Enemas are meant for occasional rather than regular use. The frequent use of enemas can cause disturbances of fluids and electrolytes in the body. This is especially true of tap water enemas. Soapsuds enemas are not recommended because they can seriously damage the rectum.
As is the case with enemas, different types of suppositories have different mechanisms of action. There are stimulant suppositories containing bisacodyl (for example, Dulcolax). Glycerin suppositories are believed to have their effect by irritating the rectum. The insertion of the finger into the rectum when the suppository is placed may itself stimulate a bowel movement.
There are many products that combine different laxatives. For example, there are oral products that combine senna and psyllium (Perdiem), senna and docusate (Senokot-S), and senna and glycerin (Fletcher's Castoria). One product even combines three laxatives, senna-like casanthranol, docusate, and glycerin (Sof-lax Overnight). These products may be convenient and effective, but they also contain stimulant laxatives. Therefore, there is concern about permanent colonic damage with the use of these products, and they probably should not be used for long-term treatment unless non-stimulant treatment fails.
Medically Reviewed by a Doctor on 7/16/2015
Viewers share their comments
Constipation - Home Remedies and Treatments Question: What kinds of treatments such as home remedies, OTC medication, or other therapies have been effective for your constipation?

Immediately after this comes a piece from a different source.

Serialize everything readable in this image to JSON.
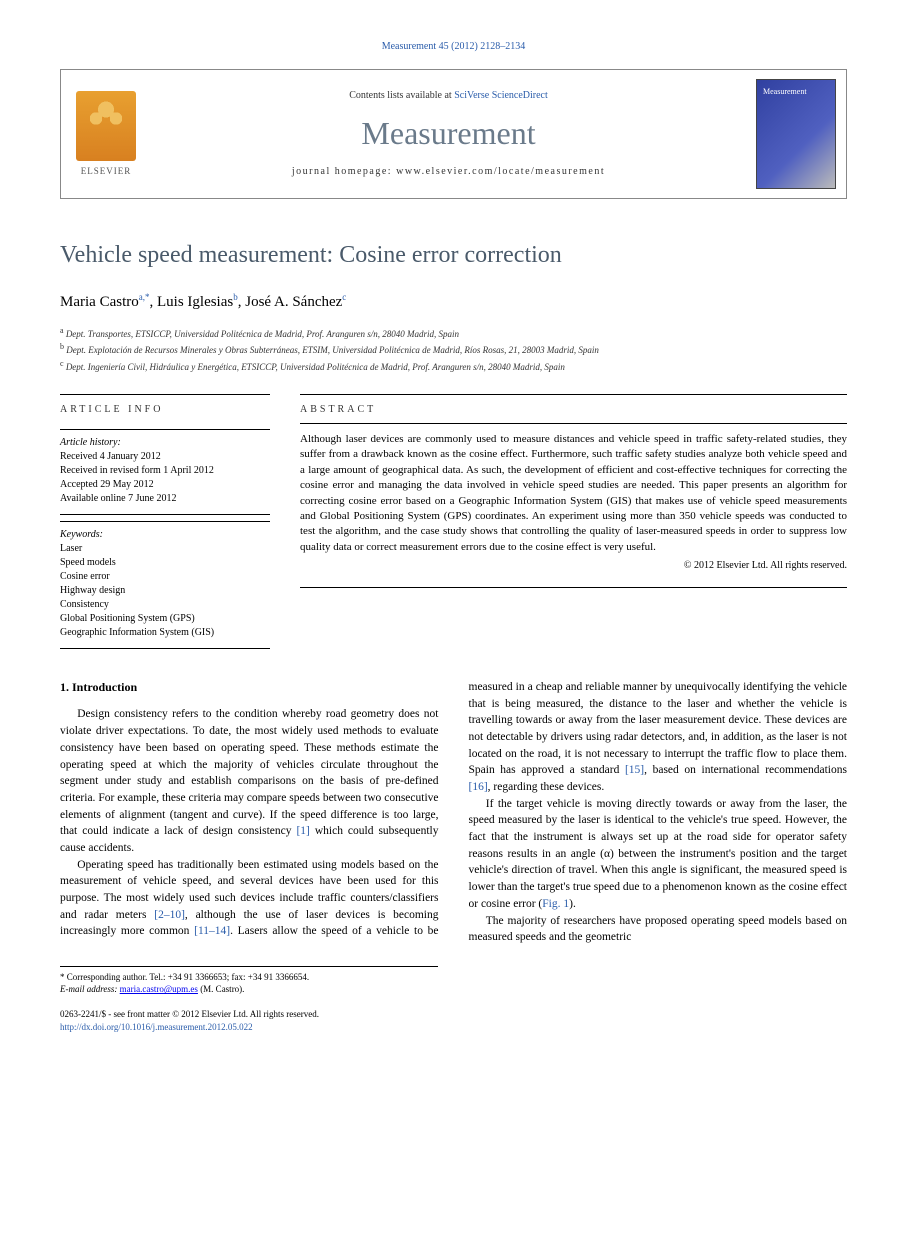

Constipation - Experience Question: Has your constipation ever limited you from performing daily activities? Work? Pleasure?
Constipation - Causes Question: If known, what is the cause of or reason for your constipation? Have you found a remedy?
Constipation - Fiber and Laxatives Question: What type of fiber or laxatives have you found helpful in treating constipation?
Constipation - Medication Causes Question: What medications or drugs cause constipation or make it worse?
Constipation - Symptoms Question: What symptoms did you experience with constipation?
Constipation - Prescription Drugs Question: What prescription drugs have helped with your chronic constipation?
- Allergic Skin Disorders
- Bacterial Skin Diseases
- Bites and Infestations
- Diseases of Pigment
- Fungal Skin Diseases
- Medical Anatomy and Illustrations
- Noncancerous, Precancerous & Cancerous Tumors
- Oral Health Conditions
- Papules, Scales, Plaques and Eruptions
- Scalp, Hair and Nails
- Sexually Transmitted Diseases (STDs)
- Vascular, Lymphatic and Systemic Conditions
- Viral Skin Diseases
- Additional Skin Conditions